Knightstown

Melancholic synth extraordinaire Knightstown draws out ethereal, emotive, dream-like electronic music that overflows with harmony and pop savvy.

Behind the magic is composer/producer Michael Aston, who has been evoking poignancy in his otherworldly electronica since debut single First Cry made the rounds in 2017.

This month saw the release of Brighton-based Knightstown’s self-titled debut album, a release that crystallises every single essential element of the project’s ethos in a gorgeously mindful brevity.

Fusing elements of classical, downtempo and ambient music, Knightstown urges you to sink back into its warm, squishy synth-scape for 10 blissfully restorative tracks.

Working with his producer and cousin, Thomas Aston, the pair have crafted a bittersweet, enigmatic release that somehow occupies an intangible musical space between Sampha and Bach.

Following the release of the album, we caught up with Knightstown to talk about his inspirations, current obsessions and Captain Corelli’s Mandolin, of course.

 

What was the first song you developed an obsession for?

It may have been ‘Surf’s Up’ by Brian Wilson/The Beach Boys. I remember travelling home from a camping trip in France – on the minibus my friend introduced me to it, he let me borrow his headphones. I was completely transported – particularly by the last minute of the song, which explodes in colourful polyphony circling around the sequence of F min7, Cm/F, Bb maj, C minor.

What’s the first gig you went to?

Back in secondary school – Daniel Bedingfield! I make no apologies. I loved those first two records when I was a kid.

What’s the first instrument you ever got hold of?

Violin officially. But there’s footage of me as a toddler in dungarees playing a toy guitar like a violin with a stick…so sort of a hybrid really. Not a very dignified moment.

What is your worst musical habit?

Less so these days, but I used to overlook the golden rule of ‘Less is More’ when writing music – I used to cram material into my student pieces rather than develop the potential of just one or two ideas – classic sign of an amateur.

What’s the best piece of musical advice you’ve ever been given?

My old composition tutor Peter Copley, who encouraged me to learn the ‘ancient art’ of composing in my head without any instruments/external stimuli. It was a real challenge, but the rewards are worth it. Some of my best work has emerged from this ‘pencil and paper only’ method.

Where do you discover new music?

Recently a lot of discoveries have come through Spotify, or my friend C Duncan who I toured with a lot 2016-2017. I love his music and his musical taste suits mine (most of the time). There’s also a little Youtube channel called Electronic Gems which routinely puts out great tracks.

What’s your favourite venue?

Pitchfork Paris maybe – I remember we played our set with Chris, and then we got to see Bat for Lashes, and Todd Terje just before we left – I don’t think I’ve ever had so much fun dancing. I hadn’t heard gems like Inspector Norse before.

Who is your current favourite band/artist?

Laura Mvula or James Blake.

What inspirations outside of music impact your songwriting?

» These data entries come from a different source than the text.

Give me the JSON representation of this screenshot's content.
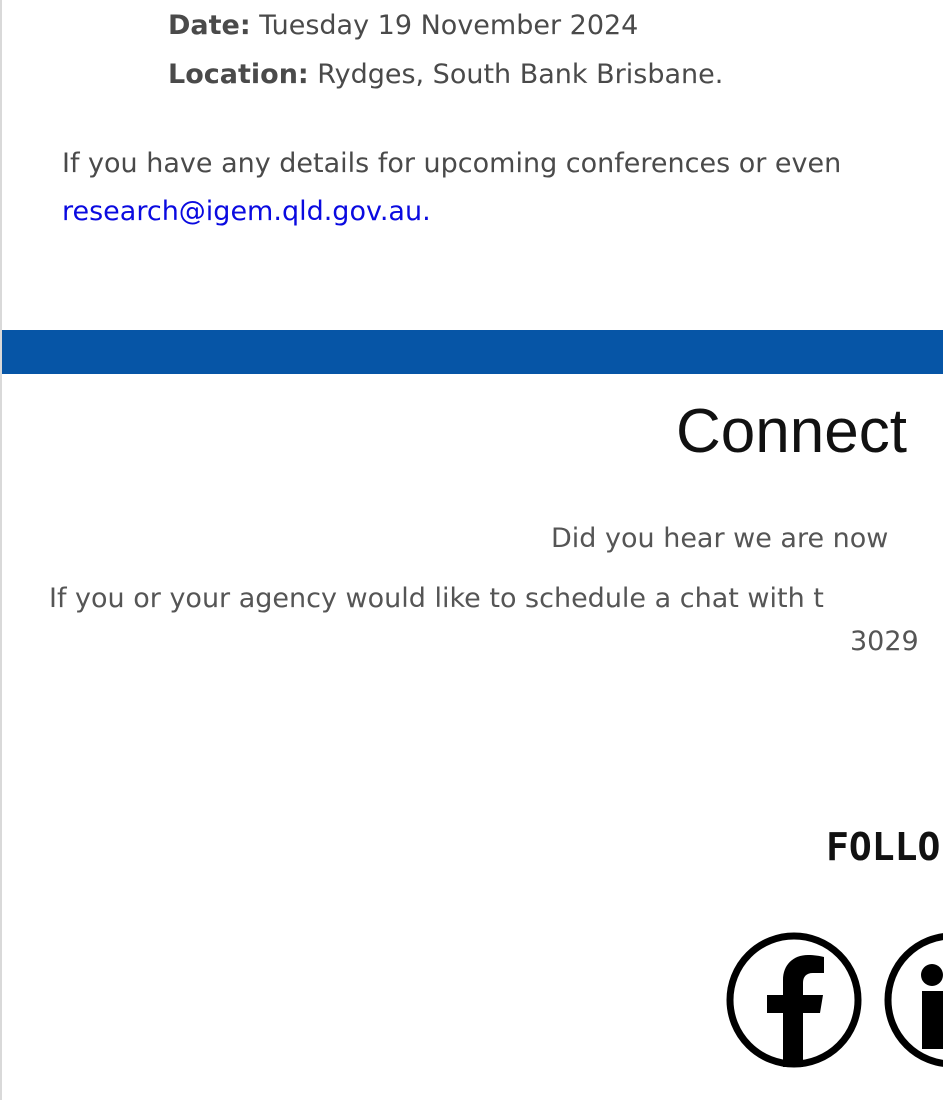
{
  "event": {
    "date_label": "Date:",
    "date_value": " Tuesday 19 November 2024",
    "location_label": "Location:",
    "location_value": " Rydges, South Bank Brisbane."
  },
  "contact": {
    "line1": "If you have any details for upcoming conferences or even",
    "email": "research@igem.qld.gov.au."
  },
  "connect": {
    "heading": "Connect",
    "hear_text": "Did you hear we are now",
    "schedule_text": "If you or your agency would like to schedule a chat with t",
    "phone_fragment": "3029"
  },
  "follow": {
    "label": "FOLLO",
    "icons": [
      "facebook-icon",
      "linkedin-icon"
    ]
  },
  "colors": {
    "banner": "#0655a6",
    "link": "#0a0ae0",
    "text": "#4a4a4a"
  }
}
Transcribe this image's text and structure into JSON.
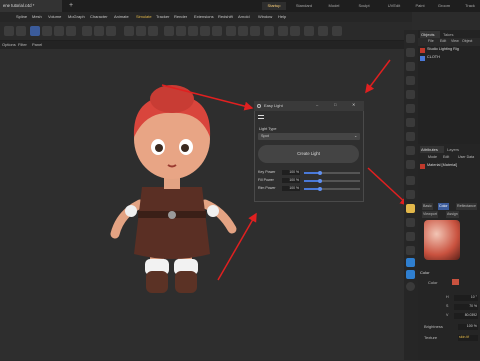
{
  "app": {
    "doc_tab": "ene tutorial.c4d * ",
    "window_title": "old *] - Main",
    "plus": "+",
    "layouts": [
      "Startup",
      "Standard",
      "Model",
      "Sculpt",
      "UVEdit",
      "Paint",
      "Groom",
      "Track"
    ]
  },
  "menu": [
    "Spline",
    "Mesh",
    "Volume",
    "MoGraph",
    "Character",
    "Animate",
    "Simulate",
    "Tracker",
    "Render",
    "Extensions",
    "Redshift",
    "Arnold",
    "Window",
    "Help"
  ],
  "viewport_menu": [
    "Options",
    "Filter",
    "Panel"
  ],
  "objects_panel": {
    "tabs": [
      "Objects",
      "Takes"
    ],
    "menu": [
      "File",
      "Edit",
      "View",
      "Object"
    ],
    "items": [
      "Studio Lighting Rig",
      "CLOTH"
    ]
  },
  "attributes_panel": {
    "tabs": [
      "Attributes",
      "Layers"
    ],
    "menu": [
      "Mode",
      "Edit",
      "User Data"
    ],
    "material_name": "Material [Material]",
    "subtabs": [
      "Basic",
      "Color",
      "Reflectance"
    ],
    "subtabs2": [
      "Viewport",
      "Assign"
    ],
    "section": "Color",
    "color_label": "Color",
    "values": [
      "H",
      "S",
      "V"
    ],
    "value_nums": [
      "10 °",
      "70 %",
      "80.0392"
    ],
    "brightness_label": "Brightness",
    "brightness_value": "100 %",
    "texture_label": "Texture",
    "texture_value": "skin.tif"
  },
  "dialog": {
    "title": "Easy Light",
    "light_type_label": "Light Type",
    "light_type_value": "Spot",
    "create_button": "Create Light",
    "sliders": [
      {
        "label": "Key Power",
        "value_text": "100 %",
        "value": 0.28
      },
      {
        "label": "Fill Power",
        "value_text": "100 %",
        "value": 0.28
      },
      {
        "label": "Rim Power",
        "value_text": "100 %",
        "value": 0.28
      }
    ]
  },
  "colors": {
    "accent_blue": "#4a79d8",
    "highlight_yellow": "#e3b84a",
    "arrow_red": "#e02020",
    "character_hair": "#d9453c",
    "character_skin": "#e8a585",
    "character_dress": "#5a2f24"
  }
}
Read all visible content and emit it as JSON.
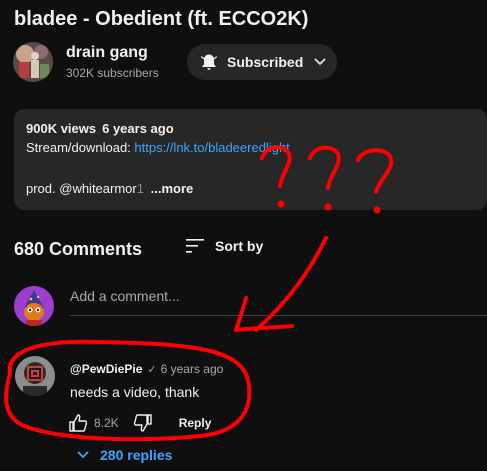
{
  "video": {
    "title": "bladee - Obedient (ft. ECCO2K)"
  },
  "channel": {
    "name": "drain gang",
    "subscribers": "302K subscribers",
    "subscribe_label": "Subscribed",
    "avatar_icon": "drain-gang-avatar"
  },
  "description": {
    "views": "900K views",
    "age": "6 years ago",
    "stream_prefix": "Stream/download:",
    "stream_link": "https://lnk.to/bladeeredlight",
    "prod_text": "prod. @whitearmor",
    "prod_fade": "1",
    "more_label": "...more"
  },
  "comments": {
    "count_label": "680 Comments",
    "sort_label": "Sort by",
    "add_placeholder": "Add a comment...",
    "items": [
      {
        "author": "@PewDiePie",
        "verified_icon": "check-icon",
        "time": "6 years ago",
        "text": "needs a video, thank",
        "likes": "8.2K",
        "reply_label": "Reply",
        "replies_label": "280 replies"
      }
    ]
  },
  "annotation": {
    "text": "???",
    "color": "#ff0000"
  },
  "colors": {
    "background": "#0f0f0f",
    "surface": "#272727",
    "link": "#3ea6ff",
    "secondary_text": "#aaaaaa"
  }
}
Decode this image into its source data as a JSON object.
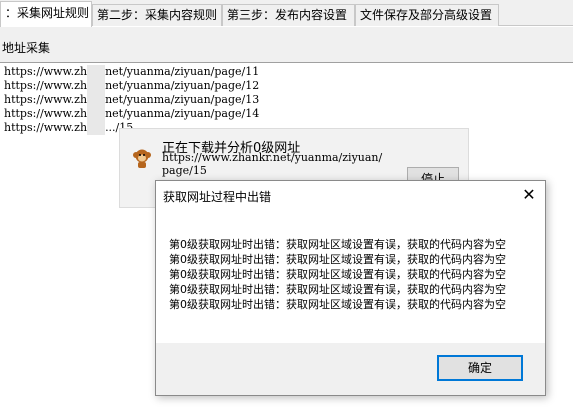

I’m a bit old-fashioned – I love reading books and walking in nature and listening to the radio. I’m quite into philosophy and spirituality. And my favourite new pastime – not being on my phone.

I read Captain Corelli’s Mandolin recently, a great book – and now I want a mandolin, it’s so childish. It’s a great instrument, and easy to pick up quickly if you’re a violinist as it has the same strings.

What track of yours best represents your sound?

On the upbeat side – probably my latest single Catcher.

On the more downtempo side – there’s a track on my album called Moon.

What’s next for you?

More creative projects with Thomas Aston and my bandmate Matthew Hodson, there have been a couple of really fun projects for EMI Production Music recently, plus I’ve been taking a break from pop writing this summer to write some solo piano pieces.

Listen to Knightstown’s debut album in full below: